■ Required action ■
Every line of the records must be repeated exactly; pictures stay out.

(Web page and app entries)
____
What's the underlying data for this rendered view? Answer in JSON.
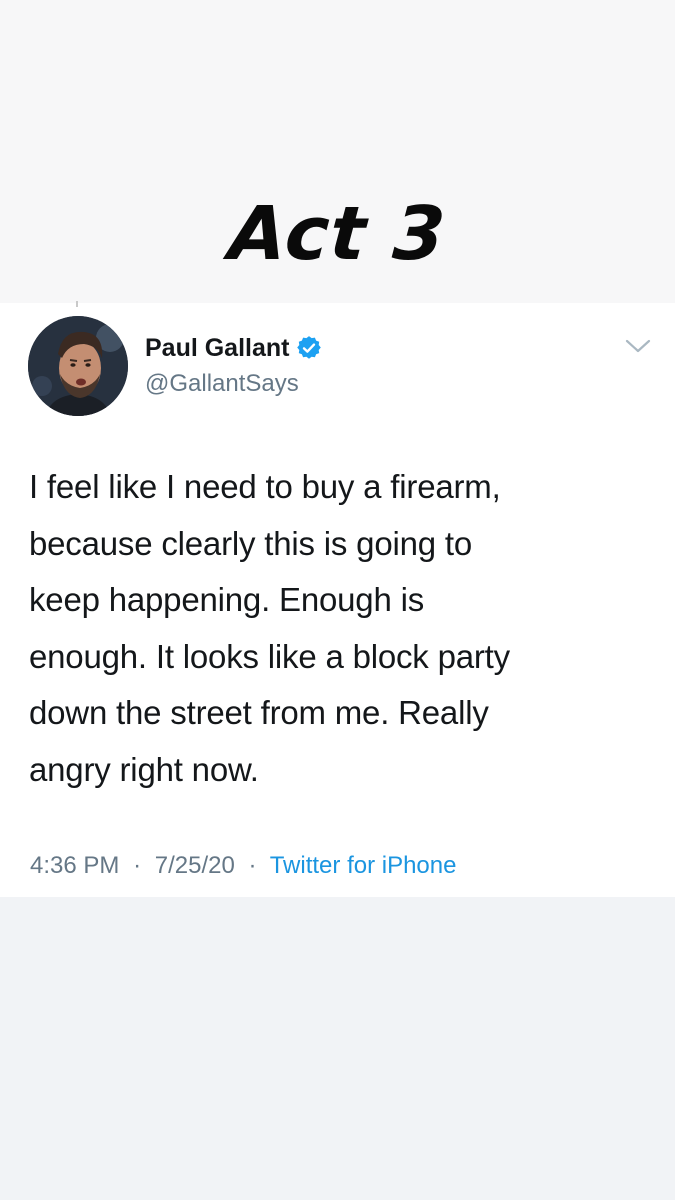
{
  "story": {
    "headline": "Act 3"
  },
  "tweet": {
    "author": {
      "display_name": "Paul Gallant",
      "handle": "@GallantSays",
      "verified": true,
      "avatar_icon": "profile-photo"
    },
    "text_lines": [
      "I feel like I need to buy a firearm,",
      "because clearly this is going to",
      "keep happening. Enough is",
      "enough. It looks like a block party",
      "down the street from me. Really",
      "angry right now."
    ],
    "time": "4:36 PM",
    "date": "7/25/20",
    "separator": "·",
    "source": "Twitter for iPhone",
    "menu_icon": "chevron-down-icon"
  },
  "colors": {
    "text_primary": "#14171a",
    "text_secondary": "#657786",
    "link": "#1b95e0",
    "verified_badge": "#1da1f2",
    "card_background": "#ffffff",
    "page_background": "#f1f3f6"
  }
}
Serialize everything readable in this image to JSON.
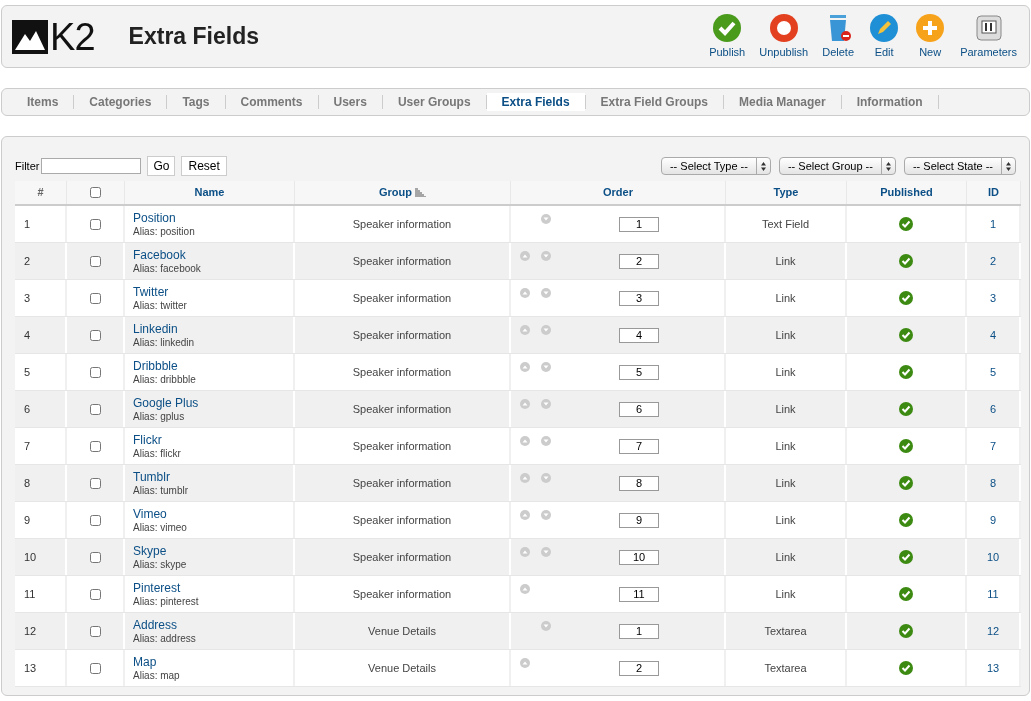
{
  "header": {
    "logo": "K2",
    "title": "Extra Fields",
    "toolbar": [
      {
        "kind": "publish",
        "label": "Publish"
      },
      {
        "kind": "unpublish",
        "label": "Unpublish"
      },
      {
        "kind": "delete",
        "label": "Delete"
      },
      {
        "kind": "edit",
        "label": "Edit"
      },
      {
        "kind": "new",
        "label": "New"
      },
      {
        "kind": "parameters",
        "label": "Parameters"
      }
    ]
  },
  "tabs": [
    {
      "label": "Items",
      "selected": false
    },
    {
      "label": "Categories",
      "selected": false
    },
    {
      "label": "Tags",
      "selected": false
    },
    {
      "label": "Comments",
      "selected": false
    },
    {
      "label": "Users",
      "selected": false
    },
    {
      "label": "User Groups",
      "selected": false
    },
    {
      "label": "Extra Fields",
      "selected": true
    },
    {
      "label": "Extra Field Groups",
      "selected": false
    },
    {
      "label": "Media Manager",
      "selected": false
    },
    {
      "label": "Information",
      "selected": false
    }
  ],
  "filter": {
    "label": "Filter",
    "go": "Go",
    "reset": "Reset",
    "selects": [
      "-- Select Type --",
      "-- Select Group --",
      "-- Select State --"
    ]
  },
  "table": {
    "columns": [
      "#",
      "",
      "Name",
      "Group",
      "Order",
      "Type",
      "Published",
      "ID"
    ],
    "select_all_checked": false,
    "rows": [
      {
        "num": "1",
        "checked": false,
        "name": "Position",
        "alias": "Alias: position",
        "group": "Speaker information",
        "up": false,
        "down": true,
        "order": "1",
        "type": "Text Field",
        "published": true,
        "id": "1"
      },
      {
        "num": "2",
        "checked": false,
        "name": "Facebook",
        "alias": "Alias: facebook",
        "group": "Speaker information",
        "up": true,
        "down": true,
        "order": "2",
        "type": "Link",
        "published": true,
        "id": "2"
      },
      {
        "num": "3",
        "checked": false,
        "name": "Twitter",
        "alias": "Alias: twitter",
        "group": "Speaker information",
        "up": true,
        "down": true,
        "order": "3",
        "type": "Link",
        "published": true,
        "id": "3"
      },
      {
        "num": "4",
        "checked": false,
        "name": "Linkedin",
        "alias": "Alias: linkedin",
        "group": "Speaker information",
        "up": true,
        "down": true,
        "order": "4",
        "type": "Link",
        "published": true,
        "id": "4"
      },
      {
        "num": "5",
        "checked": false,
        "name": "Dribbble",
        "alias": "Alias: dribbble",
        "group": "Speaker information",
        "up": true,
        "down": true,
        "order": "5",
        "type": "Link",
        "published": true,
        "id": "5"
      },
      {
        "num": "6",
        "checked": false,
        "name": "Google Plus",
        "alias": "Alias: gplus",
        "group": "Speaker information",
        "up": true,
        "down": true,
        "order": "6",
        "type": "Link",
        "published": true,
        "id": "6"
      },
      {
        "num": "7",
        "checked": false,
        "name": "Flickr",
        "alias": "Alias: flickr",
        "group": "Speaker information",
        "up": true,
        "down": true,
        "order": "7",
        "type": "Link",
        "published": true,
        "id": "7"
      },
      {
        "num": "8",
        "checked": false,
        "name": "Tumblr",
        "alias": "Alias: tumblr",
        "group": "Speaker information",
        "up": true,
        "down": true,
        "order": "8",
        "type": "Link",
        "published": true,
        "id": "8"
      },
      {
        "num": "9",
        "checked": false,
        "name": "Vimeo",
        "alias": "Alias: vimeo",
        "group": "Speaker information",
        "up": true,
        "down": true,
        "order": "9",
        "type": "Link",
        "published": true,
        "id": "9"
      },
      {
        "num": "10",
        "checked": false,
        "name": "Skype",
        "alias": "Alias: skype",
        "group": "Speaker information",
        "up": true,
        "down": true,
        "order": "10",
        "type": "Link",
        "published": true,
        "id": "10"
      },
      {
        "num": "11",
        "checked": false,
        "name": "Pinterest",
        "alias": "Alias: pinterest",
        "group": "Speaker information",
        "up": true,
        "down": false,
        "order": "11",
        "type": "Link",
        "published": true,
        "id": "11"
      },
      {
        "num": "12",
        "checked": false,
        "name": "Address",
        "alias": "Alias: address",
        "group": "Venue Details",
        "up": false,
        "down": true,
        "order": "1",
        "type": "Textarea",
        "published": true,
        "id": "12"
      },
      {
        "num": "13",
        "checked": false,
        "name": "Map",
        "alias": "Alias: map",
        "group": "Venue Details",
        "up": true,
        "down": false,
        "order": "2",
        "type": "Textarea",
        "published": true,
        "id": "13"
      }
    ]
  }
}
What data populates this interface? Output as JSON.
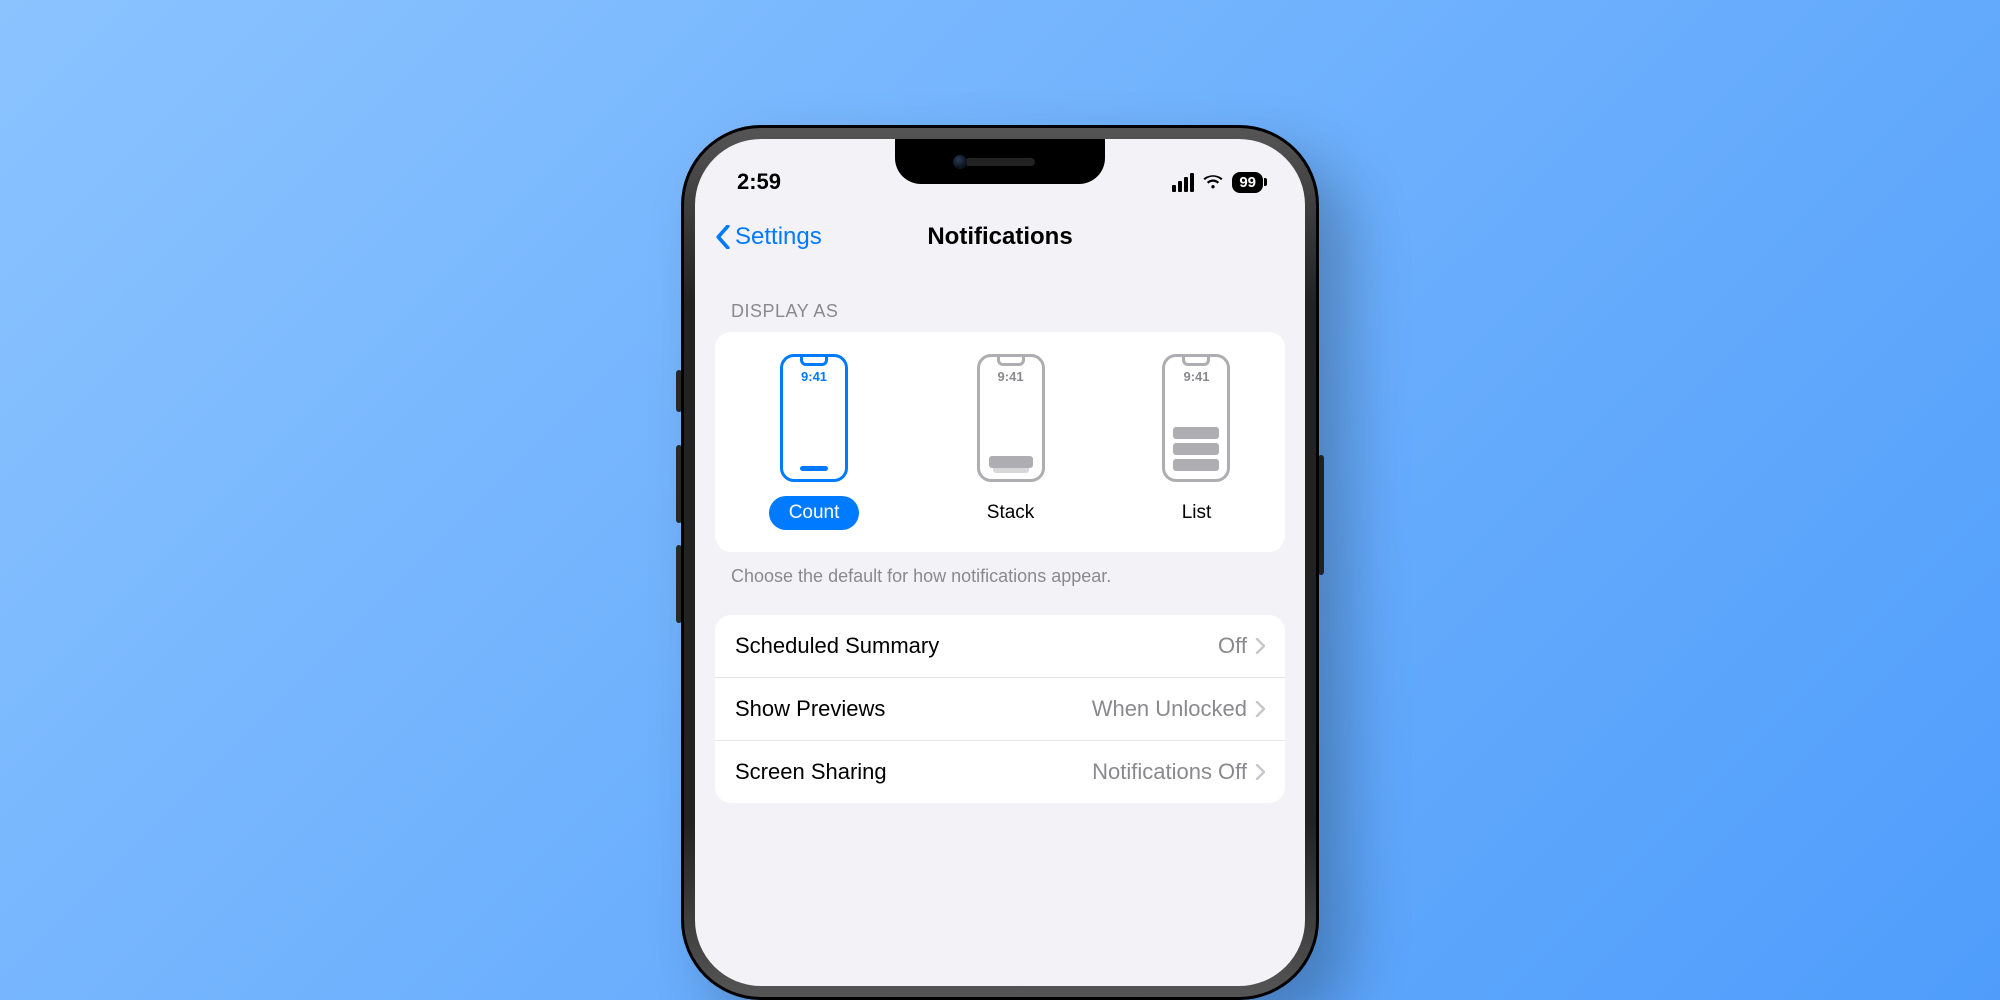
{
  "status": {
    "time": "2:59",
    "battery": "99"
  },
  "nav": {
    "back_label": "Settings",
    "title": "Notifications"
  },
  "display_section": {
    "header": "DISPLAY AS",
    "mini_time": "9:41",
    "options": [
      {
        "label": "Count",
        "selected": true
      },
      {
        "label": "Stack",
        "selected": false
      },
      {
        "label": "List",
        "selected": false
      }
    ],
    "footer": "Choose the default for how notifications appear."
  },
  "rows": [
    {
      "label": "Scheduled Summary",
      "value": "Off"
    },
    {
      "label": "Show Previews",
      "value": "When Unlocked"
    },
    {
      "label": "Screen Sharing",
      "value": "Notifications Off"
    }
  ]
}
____
■ Exercise solution ■
What's the underlying data for this rendered view? Answer in JSON.
{
  "story": {
    "headline": "Act 3"
  },
  "tweet": {
    "author": {
      "display_name": "Paul Gallant",
      "handle": "@GallantSays",
      "verified": true,
      "avatar_icon": "profile-photo"
    },
    "text_lines": [
      "I feel like I need to buy a firearm,",
      "because clearly this is going to",
      "keep happening. Enough is",
      "enough. It looks like a block party",
      "down the street from me. Really",
      "angry right now."
    ],
    "time": "4:36 PM",
    "date": "7/25/20",
    "separator": "·",
    "source": "Twitter for iPhone",
    "menu_icon": "chevron-down-icon"
  },
  "colors": {
    "text_primary": "#14171a",
    "text_secondary": "#657786",
    "link": "#1b95e0",
    "verified_badge": "#1da1f2",
    "card_background": "#ffffff",
    "page_background": "#f1f3f6"
  }
}
Serialize everything readable in this image to JSON.
{
  "header": {
    "logo": "K2",
    "title": "Extra Fields",
    "toolbar": [
      {
        "kind": "publish",
        "label": "Publish"
      },
      {
        "kind": "unpublish",
        "label": "Unpublish"
      },
      {
        "kind": "delete",
        "label": "Delete"
      },
      {
        "kind": "edit",
        "label": "Edit"
      },
      {
        "kind": "new",
        "label": "New"
      },
      {
        "kind": "parameters",
        "label": "Parameters"
      }
    ]
  },
  "tabs": [
    {
      "label": "Items",
      "selected": false
    },
    {
      "label": "Categories",
      "selected": false
    },
    {
      "label": "Tags",
      "selected": false
    },
    {
      "label": "Comments",
      "selected": false
    },
    {
      "label": "Users",
      "selected": false
    },
    {
      "label": "User Groups",
      "selected": false
    },
    {
      "label": "Extra Fields",
      "selected": true
    },
    {
      "label": "Extra Field Groups",
      "selected": false
    },
    {
      "label": "Media Manager",
      "selected": false
    },
    {
      "label": "Information",
      "selected": false
    }
  ],
  "filter": {
    "label": "Filter",
    "go": "Go",
    "reset": "Reset",
    "selects": [
      "-- Select Type --",
      "-- Select Group --",
      "-- Select State --"
    ]
  },
  "table": {
    "columns": [
      "#",
      "",
      "Name",
      "Group",
      "Order",
      "Type",
      "Published",
      "ID"
    ],
    "select_all_checked": false,
    "rows": [
      {
        "num": "1",
        "checked": false,
        "name": "Position",
        "alias": "Alias: position",
        "group": "Speaker information",
        "up": false,
        "down": true,
        "order": "1",
        "type": "Text Field",
        "published": true,
        "id": "1"
      },
      {
        "num": "2",
        "checked": false,
        "name": "Facebook",
        "alias": "Alias: facebook",
        "group": "Speaker information",
        "up": true,
        "down": true,
        "order": "2",
        "type": "Link",
        "published": true,
        "id": "2"
      },
      {
        "num": "3",
        "checked": false,
        "name": "Twitter",
        "alias": "Alias: twitter",
        "group": "Speaker information",
        "up": true,
        "down": true,
        "order": "3",
        "type": "Link",
        "published": true,
        "id": "3"
      },
      {
        "num": "4",
        "checked": false,
        "name": "Linkedin",
        "alias": "Alias: linkedin",
        "group": "Speaker information",
        "up": true,
        "down": true,
        "order": "4",
        "type": "Link",
        "published": true,
        "id": "4"
      },
      {
        "num": "5",
        "checked": false,
        "name": "Dribbble",
        "alias": "Alias: dribbble",
        "group": "Speaker information",
        "up": true,
        "down": true,
        "order": "5",
        "type": "Link",
        "published": true,
        "id": "5"
      },
      {
        "num": "6",
        "checked": false,
        "name": "Google Plus",
        "alias": "Alias: gplus",
        "group": "Speaker information",
        "up": true,
        "down": true,
        "order": "6",
        "type": "Link",
        "published": true,
        "id": "6"
      },
      {
        "num": "7",
        "checked": false,
        "name": "Flickr",
        "alias": "Alias: flickr",
        "group": "Speaker information",
        "up": true,
        "down": true,
        "order": "7",
        "type": "Link",
        "published": true,
        "id": "7"
      },
      {
        "num": "8",
        "checked": false,
        "name": "Tumblr",
        "alias": "Alias: tumblr",
        "group": "Speaker information",
        "up": true,
        "down": true,
        "order": "8",
        "type": "Link",
        "published": true,
        "id": "8"
      },
      {
        "num": "9",
        "checked": false,
        "name": "Vimeo",
        "alias": "Alias: vimeo",
        "group": "Speaker information",
        "up": true,
        "down": true,
        "order": "9",
        "type": "Link",
        "published": true,
        "id": "9"
      },
      {
        "num": "10",
        "checked": false,
        "name": "Skype",
        "alias": "Alias: skype",
        "group": "Speaker information",
        "up": true,
        "down": true,
        "order": "10",
        "type": "Link",
        "published": true,
        "id": "10"
      },
      {
        "num": "11",
        "checked": false,
        "name": "Pinterest",
        "alias": "Alias: pinterest",
        "group": "Speaker information",
        "up": true,
        "down": false,
        "order": "11",
        "type": "Link",
        "published": true,
        "id": "11"
      },
      {
        "num": "12",
        "checked": false,
        "name": "Address",
        "alias": "Alias: address",
        "group": "Venue Details",
        "up": false,
        "down": true,
        "order": "1",
        "type": "Textarea",
        "published": true,
        "id": "12"
      },
      {
        "num": "13",
        "checked": false,
        "name": "Map",
        "alias": "Alias: map",
        "group": "Venue Details",
        "up": true,
        "down": false,
        "order": "2",
        "type": "Textarea",
        "published": true,
        "id": "13"
      }
    ]
  }
}
What data populates this interface? Output as JSON.
{
  "status": {
    "time": "2:59",
    "battery": "99"
  },
  "nav": {
    "back_label": "Settings",
    "title": "Notifications"
  },
  "display_section": {
    "header": "DISPLAY AS",
    "mini_time": "9:41",
    "options": [
      {
        "label": "Count",
        "selected": true
      },
      {
        "label": "Stack",
        "selected": false
      },
      {
        "label": "List",
        "selected": false
      }
    ],
    "footer": "Choose the default for how notifications appear."
  },
  "rows": [
    {
      "label": "Scheduled Summary",
      "value": "Off"
    },
    {
      "label": "Show Previews",
      "value": "When Unlocked"
    },
    {
      "label": "Screen Sharing",
      "value": "Notifications Off"
    }
  ]
}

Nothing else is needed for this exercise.